# WHAT THIS TASK INVOLVES
Go through the records below and copy out every line that contains the word "adduser".

# TASK INPUTS

____________

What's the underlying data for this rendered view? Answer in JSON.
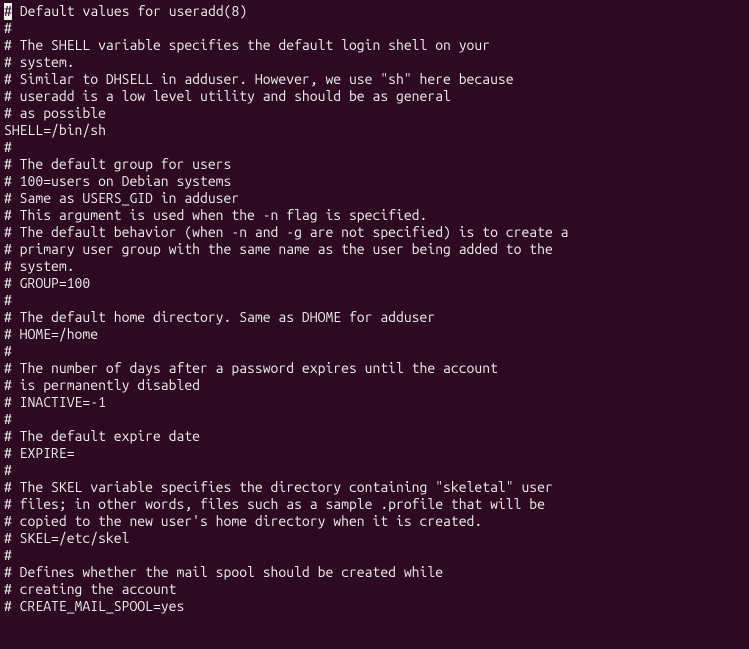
{
  "lines": [
    "# Default values for useradd(8)",
    "#",
    "# The SHELL variable specifies the default login shell on your",
    "# system.",
    "# Similar to DHSELL in adduser. However, we use \"sh\" here because",
    "# useradd is a low level utility and should be as general",
    "# as possible",
    "SHELL=/bin/sh",
    "#",
    "# The default group for users",
    "# 100=users on Debian systems",
    "# Same as USERS_GID in adduser",
    "# This argument is used when the -n flag is specified.",
    "# The default behavior (when -n and -g are not specified) is to create a",
    "# primary user group with the same name as the user being added to the",
    "# system.",
    "# GROUP=100",
    "#",
    "# The default home directory. Same as DHOME for adduser",
    "# HOME=/home",
    "#",
    "# The number of days after a password expires until the account",
    "# is permanently disabled",
    "# INACTIVE=-1",
    "#",
    "# The default expire date",
    "# EXPIRE=",
    "#",
    "# The SKEL variable specifies the directory containing \"skeletal\" user",
    "# files; in other words, files such as a sample .profile that will be",
    "# copied to the new user's home directory when it is created.",
    "# SKEL=/etc/skel",
    "#",
    "# Defines whether the mail spool should be created while",
    "# creating the account",
    "# CREATE_MAIL_SPOOL=yes"
  ],
  "cursor_line": 0,
  "cursor_col": 0
}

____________

# RESULT OF THIS TASK
    "# Similar to DHSELL in adduser. However, we use \"sh\" here because",
    "# Same as USERS_GID in adduser",
    "# The default home directory. Same as DHOME for adduser",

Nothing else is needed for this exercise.